Conservation Connection June 2008
NOTE: All links have been removed from this archived newsletter. For more information on any topics mentioned, please use our website Search bar above.
If you're not already receiving the Conservation Connection in your inbox, and would like to, sign up with our alert list and enews sign-up form.
In this issue:
- A kid's view of wildlife
- Auction roundup!
- Online friends
- Highland hikes
Winners! Congratulations to (top) Signe from Issaquah and (bottom) Vinney from Selah.
Kids Draw a Future for Cascades Wildlife
The Washington State Department of Transportation and
I-90 Wildlife Bridges Coalition
this year hosted the fourth annual "Bridging Futures" contest. This fun art contest taps into the creativity of
kids around the state to educate people about safe wildlife passage. The top two winners will see their artwork
featured on freeway billboards along I-90 in Seattle and Ellensburg, educating drivers-by about wildlife bridges
and underpasses. Look for these wonderful drawings, big and bold, starting in July!
"Inspiring young imaginations is an excellent way to engage many generations in projects that affect all of us.
I loved the varied creative approaches the students took to displaying wildlife bridges," said Karen Bonaudi of
the Washington Potato Commission, one of the contest panel judges.
The zoofari—for kids only—is always the hit of the evening's auction.
Photo: Gary Ide
Hope for a Wild Future
Last Wednesday, at our 5th annual Hope
for a Wild Future, we were hoping for some sun! Instead, cool
temperatures brought out evening wear at its Northwest best: fleece
with slacks, Goretex with a skirt...our grassroots coordinator Rose
Oliver even wore her down coat over a vintage prom dress. Nonetheless,
more than 250 adults (over 60 new), 30 children, and 40 volunteers and
staff braved the weather at the Woodland Park Zoo to raise a record
$228,000 for Conservation Northwest's
programs to keep the Northwest wild. (That's $30,000 more than last
year's amount! Net proceeds to be announced later this summer.)
Along with our supporters, the stars of the evening were lynx, bears, wolves, and wolverines,
as featured in a multi-media presentation on "Wildlife of the Columbia Highlands," which we'd
like to share with you, here, on YouTube.
Thank you to everyone who made this annual event a fun success!
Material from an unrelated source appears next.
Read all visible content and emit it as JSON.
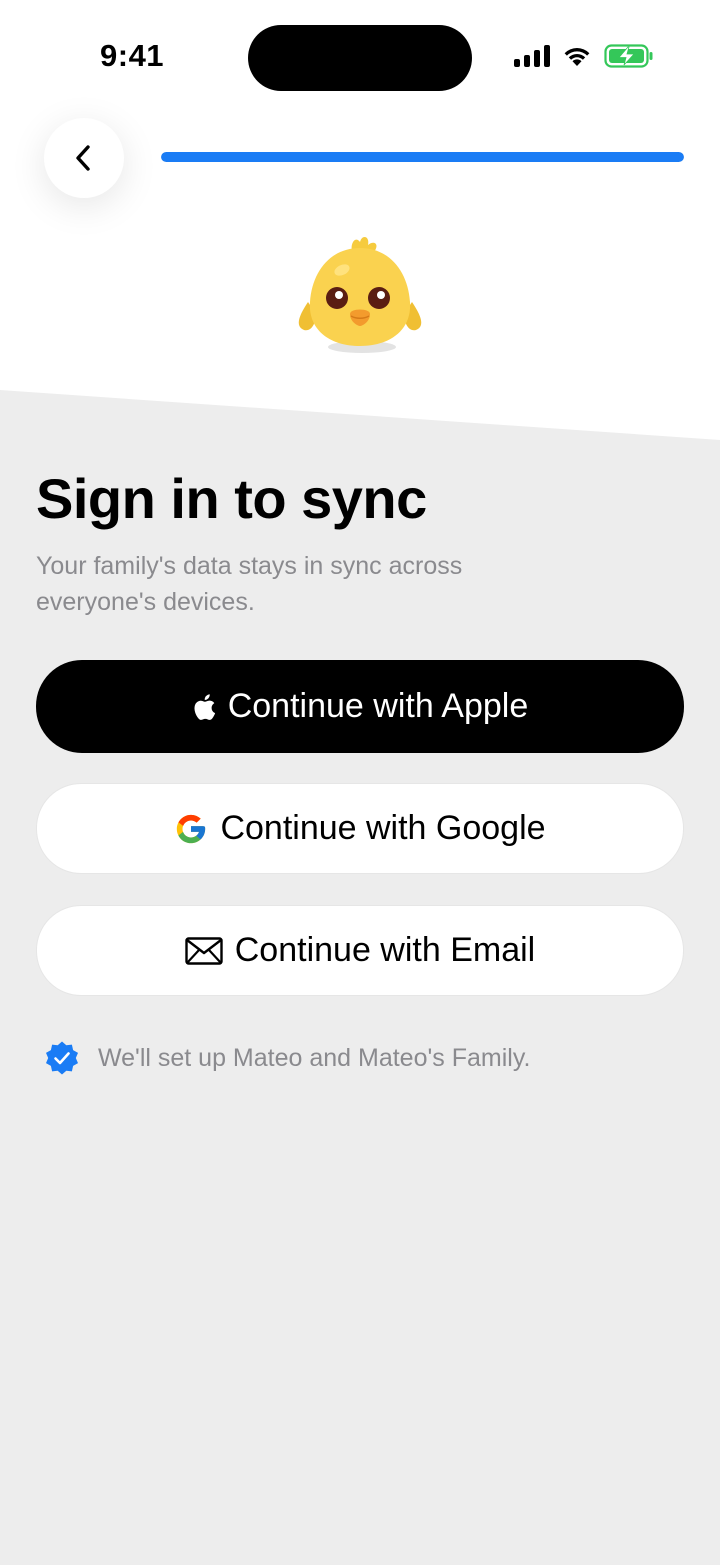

These lynx kittens are close as can be: Join our growing online community.
You've Got a Friend
The web can be a lonely place, but you've got a friend in Conservation Northwest! Did you know that we are active on
? As a fan, friend, or Cause supporter you will be up to date with the latest conservation news and special
opportunities to make a difference. On our Facebook fan page, you can see all of our latest blog entries and
events in one place, share your favorite hike, photo or idea with others, and join the growing online community
for Northwest wildlife and wild places.
[Even more web tools] ~
[Become a Cause superstar!]
Here's to summer–and a refreshing swim in Emerald Lake in Hoodoo Canyon.
Photo: Eric Zamora
Sure Cure for the Summertime Blues
When Crystal Gartner, from our Spokane office, wanted to give her overworked friend something "out of the ordinary"
for his birthday, she presented him a guided day hike with picnic lunch through Hoodoo Canyon, just one of the
spectacular destinations in our
Columbia Highlands summer
. Conservation Northwest—together with REI, Inc., Spokane Mountaineers, The Lands Council, and many wonderful volunteer
hike leaders—organizes the annual hike series to inspire people to support wildlife conservation and wilderness in
northeast Washington. It's a wonderful way to explore
Washington's last frontier
"I'm from California and have spent time in Alaska. This place is amazing. I had no idea such a wild and beautiful
place existed just north of Spokane.
certainly deserve protection." —Jeff Lundell, Sherman Peak Loop Hike